The first excerpt represents the element of Air. It speaks of mental influences and the process of thought, and is drawn from On the Origin of Species by Charles Darwin:

the common embryological character of the Vertebrata, until beds far beneath the lowest Silurian strata are discovered--a discovery of which the chance is very small.

On the Succession of the same Types within the same areas, during the later tertiary periods. -- Mr. Clift many years ago showed that the fossil mammals from the Australian caves were closely allied to the living marsupials of that continent. In South America, a similar relationship is manifest, even to an uneducated eye, in the gigantic pieces of armour like those of the armadillo, found in several parts of La Plata; and Professor Owen has shown in the most striking manner that most of the fossil mammals, buried there in such numbers, are related to South American types. This


On the Origin of Species
The second excerpt represents the element of Fire. It speaks of emotional influences and base passions, and is drawn from The Case of the Golden Bullet by Grace Isabel Colbron and Augusta Groner:

usual humble deference, he accompanied the others to the sidewalk. Before the commissioners left the house, the Chief commanded Johann to answer carefully any questions Muller might put to him.

"He'll find something, you may be sure," said Horn, as they drove off in the cab.

"Let him that's his business. He is officially bound to see more than the rest of us," smiled the older official good-naturedly. "But in spite of it, he'll never get any further than the vestibule; he'll be making bows to us to the end of his days."

"You think so? I've wondered at the man. I know his fame in the capital, indeed, in police circles all over Austria and Germany.

The third excerpt represents the element of Water. It speaks of pure spiritual influences and feelings of love, and is drawn from Jane Eyre by Charlotte Bronte:

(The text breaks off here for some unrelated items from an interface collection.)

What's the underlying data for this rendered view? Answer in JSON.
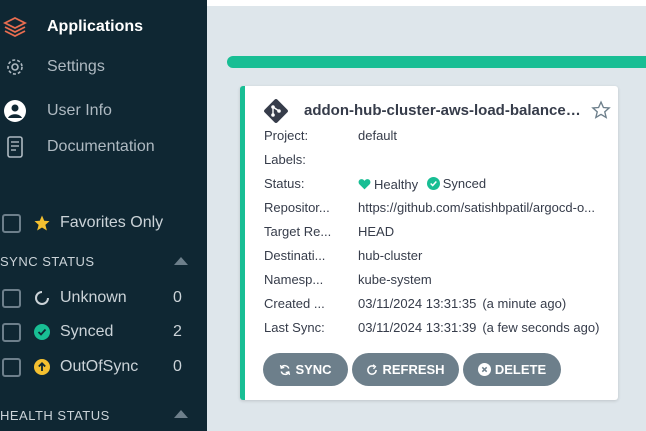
{
  "sidebar": {
    "nav": [
      {
        "label": "Applications",
        "icon": "layers-icon"
      },
      {
        "label": "Settings",
        "icon": "gears-icon"
      },
      {
        "label": "User Info",
        "icon": "user-circle-icon"
      },
      {
        "label": "Documentation",
        "icon": "book-icon"
      }
    ],
    "favorites_label": "Favorites Only",
    "sync_status": {
      "title": "SYNC STATUS",
      "items": [
        {
          "label": "Unknown",
          "count": "0"
        },
        {
          "label": "Synced",
          "count": "2"
        },
        {
          "label": "OutOfSync",
          "count": "0"
        }
      ]
    },
    "health_status": {
      "title": "HEALTH STATUS"
    }
  },
  "app_card": {
    "title": "addon-hub-cluster-aws-load-balancer-...",
    "fields": [
      {
        "key": "Project:",
        "value": "default"
      },
      {
        "key": "Labels:",
        "value": ""
      },
      {
        "key": "Status:",
        "value": ""
      },
      {
        "key": "Repositor...",
        "value": "https://github.com/satishbpatil/argocd-o..."
      },
      {
        "key": "Target Re...",
        "value": "HEAD"
      },
      {
        "key": "Destinati...",
        "value": "hub-cluster"
      },
      {
        "key": "Namesp...",
        "value": "kube-system"
      },
      {
        "key": "Created ...",
        "value": "03/11/2024 13:31:35",
        "relative": "(a minute ago)"
      },
      {
        "key": "Last Sync:",
        "value": "03/11/2024 13:31:39",
        "relative": "(a few seconds ago)"
      }
    ],
    "health": "Healthy",
    "sync": "Synced",
    "buttons": {
      "sync": "SYNC",
      "refresh": "REFRESH",
      "delete": "DELETE"
    }
  },
  "colors": {
    "sidebar_bg": "#0f2733",
    "accent": "#18be94",
    "button": "#6d7f8b",
    "favorite": "#f4c030",
    "out_of_sync": "#f4c030"
  }
}
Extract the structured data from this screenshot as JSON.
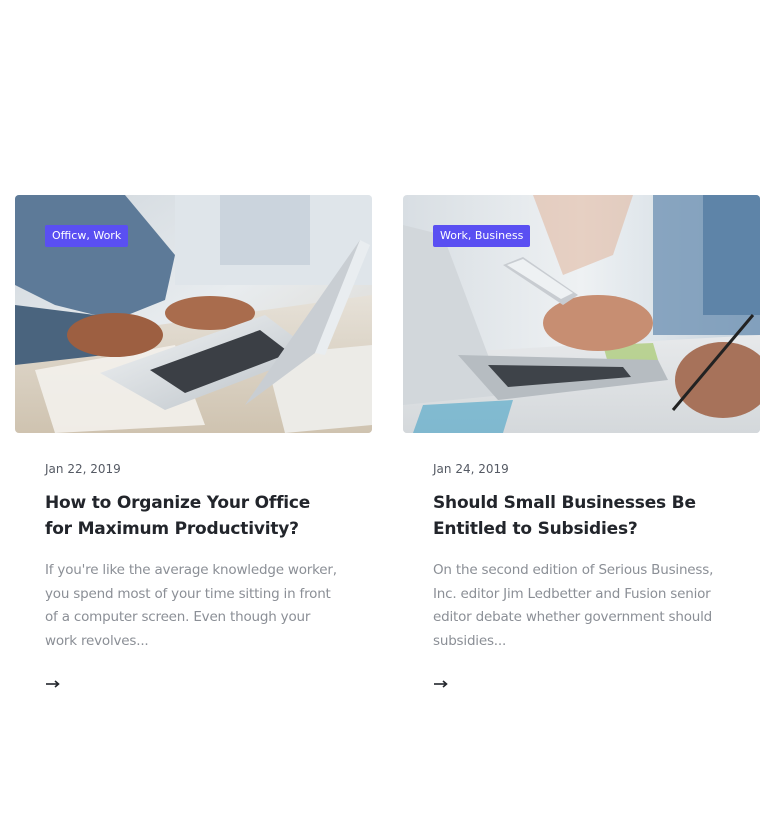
{
  "posts": [
    {
      "tag": "Officw, Work",
      "date": "Jan 22, 2019",
      "title": "How to Organize Your Office for Maximum Productivity?",
      "excerpt": "If you're like the average knowledge worker, you spend most of your time sitting in front of a computer screen. Even though your work revolves...",
      "read_more_icon": "arrow-right-icon",
      "image": "photo of hands typing on a laptop"
    },
    {
      "tag": "Work, Business",
      "date": "Jan 24, 2019",
      "title": "Should Small Businesses Be Entitled to Subsidies?",
      "excerpt": "On the second edition of Serious Business, Inc. editor Jim Ledbetter and Fusion senior editor debate whether government should subsidies...",
      "read_more_icon": "arrow-right-icon",
      "image": "photo of hands holding a phone and writing"
    }
  ],
  "colors": {
    "tag_background": "#5a4ff2",
    "title": "#22252b",
    "excerpt": "#8b8f96",
    "date": "#555a64"
  }
}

to feel I absolutely must be torn from you for ever. I see the necessity of departure; and it is like looking on the necessity of death."

"Where do you see the necessity?" he asked suddenly.

"Where? You, sir, have placed it before me."

"In what shape?"

"In the shape of Miss Ingram; a noble and beautiful woman,--your bride."

"My bride! What bride? I have no bride!"

"But you will have."

"Yes;--I will!--I will!" He set his teeth.


Jane Eyre
The fourth excerpt represents the element of Earth. It speaks of physical influences and the impact of the unseen on the visible world, and is drawn from Symposium by Plato:

Impossible: I said. Are you ignorant that for many years Agathon has not resided at Athens; and not three have elapsed since I became acquainted with Socrates, and have made it my daily business to know all that he says and does. There was a time when I was running about the world, fancying myself to be well employed, but I was really a most wretched being, no better than you are now. I thought that I ought to do anything rather than be a philosopher.

Well, he said, jesting apart, tell me when the meeting occurred.

In our boyhood, I replied, when Agathon won the prize with his first tragedy, on the day after that on which he and his chorus offered the sacrifice of victory.